The National Federation of Independent Business reports that setting the right asking price for your business can facilitate finding buyers. If you haven’t had a valuation of the company in the past, consulting a qualified firm can inform a successful pitch. With this process, a professional will evaluate your company’s market demand, geographic location, industry trends, financial health, inventory, receivables, sales, debts, and liens to determine market position, opportunities, and threats.
Of course, your asking price is just one part of an effective small business sales pitch. You’ll need to create a comprehensive information packet that answers all your buyers’ questions. It should include:
- At least 3-4 years of tax returns and financial statements
- A complete accounting of inventory, equipment, and real estate holdings included with the business sale
- A detailed contact list for suppliers, vendors, and clients
- Real estate leases, business licenses, and other relevant legal paperwork
- Current operating procedures
- An exit strategy for the current leadership team (even if that only includes you)
Despite this long list of documents, your pitch should also include a summary that tells the story of your business. Humanize your company as you express to the buyer why the firm was started, what you do, why it matters, and what problems you solve.
Selling your small business requires a delicate balance of disclosure. You have to provide detailed financial and strategic information to entice potential buyers without risking the value of your company by exposing trade secrets. For this reason, you may choose to reach out personally to gauge the interest of your shortlist of prospects. Forbes recommends in-person networking, phone calls, email, or direct messaging through social sites as a place to begin.
If you plan to partner with a broker or investment firm, they can approach potential buyers on your behalf to maintain confidentiality. They can also cast a wider net by advertising the business for sale anonymously on public sources and among their own contacts. This process saves time by screening potential buyers for true interest before beginning negotiations.
When you connect with an interested buyer, the process must involve due diligence on both sides. Meet with serious prospects regularly to develop a trust-based relationship. Take this time to evaluate how well each prospect will uphold the mission and vision of your company. For example, you may prioritize a buyer who plans to emphasize growth, keep your employees, or maintain an original location.
At the same time, prepare to provide transparent answers to all the potential buyer’s questions.
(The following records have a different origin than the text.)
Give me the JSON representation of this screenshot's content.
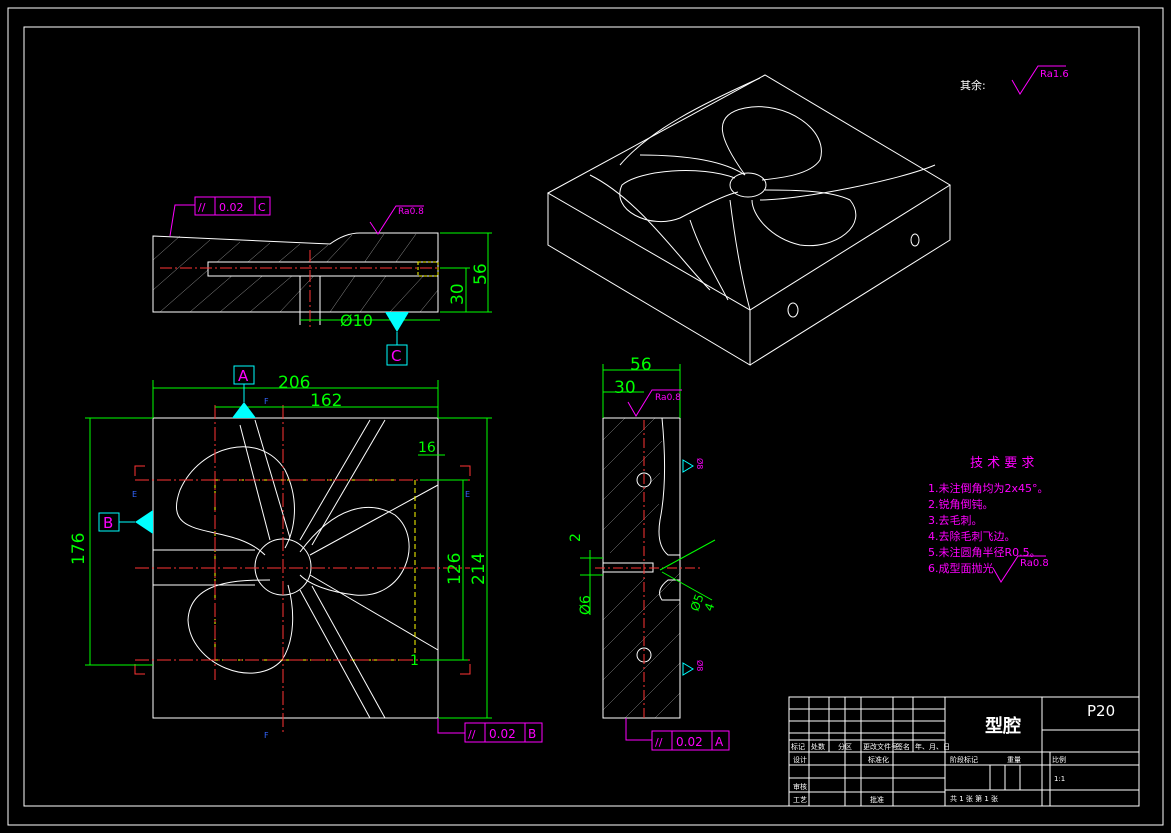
{
  "colors": {
    "background": "#000000",
    "outline": "#ffffff",
    "dimension": "#00ff00",
    "centerline": "#ff3333",
    "hidden": "#ffff00",
    "annotation": "#ff00ff",
    "datum_fill": "#00ffff"
  },
  "drawing": {
    "roughness_default_label": "其余:",
    "roughness_default_value": "Ra1.6",
    "roughness_top": "Ra0.8",
    "roughness_side": "Ra0.8",
    "roughness_req": "Ra0.8"
  },
  "top_view": {
    "tolerance_symbol": "//",
    "tolerance_value": "0.02",
    "tolerance_datum": "C",
    "dims": {
      "d1": "30",
      "d2": "56",
      "dia": "Ø10"
    },
    "datum_label": "C"
  },
  "front_view": {
    "datum_a": "A",
    "datum_b": "B",
    "dims": {
      "w1": "206",
      "w2": "162",
      "h1": "176",
      "h2": "126",
      "h3": "214",
      "d16": "16",
      "d1": "1"
    },
    "section_letter": "E",
    "section_letter2": "F",
    "tolerance_symbol": "//",
    "tolerance_value": "0.02",
    "tolerance_datum": "B"
  },
  "side_view": {
    "dims": {
      "w1": "56",
      "w2": "30",
      "d2": "2",
      "d6": "Ø6",
      "d5": "Ø5",
      "d4": "4",
      "dia8a": "Ø8",
      "dia8b": "Ø8"
    },
    "roughness": "Ra0.8",
    "tolerance_symbol": "//",
    "tolerance_value": "0.02",
    "tolerance_datum": "A"
  },
  "tech_requirements": {
    "title": "技 术 要 求",
    "items": [
      "1.未注倒角均为2x45°。",
      "2.锐角倒钝。",
      "3.去毛刺。",
      "4.去除毛刺飞边。",
      "5.未注圆角半径R0.5。",
      "6.成型面抛光"
    ]
  },
  "title_block": {
    "part_name": "型腔",
    "material": "P20",
    "header_cells": [
      "标记",
      "处数",
      "分区",
      "更改文件号",
      "签名",
      "年、月、日"
    ],
    "design": "设计",
    "standardize": "标准化",
    "stage_mark": "阶段标记",
    "weight": "重量",
    "scale_label": "比例",
    "scale_value": "1:1",
    "review": "审核",
    "process": "工艺",
    "approve": "批准",
    "sheets": "共 1 张   第 1 张"
  }
}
As you look for buyers, you may want to have prospects sign non-disclosure agreements (NDAs). These legal documents are especially important to protect sensitive information in negotiations involving competitors.
According to SCORE, the nonprofit arm of the U.S. Small Business Administration, the decision and process of purchasing a small business can take up to two years. Stick with two to three potential buyers and reach out frequently to provide information and ask for status updates.
Many small business owners take up to a year to prepare for a successful sale of the company before they even begin the process of looking for buyers. With these strategies, you can use that time wisely and build a base of potential buyers to achieve the best possible outcome. Engaging in professional partnerships with seasoned business investors can also help you find buyers for your business.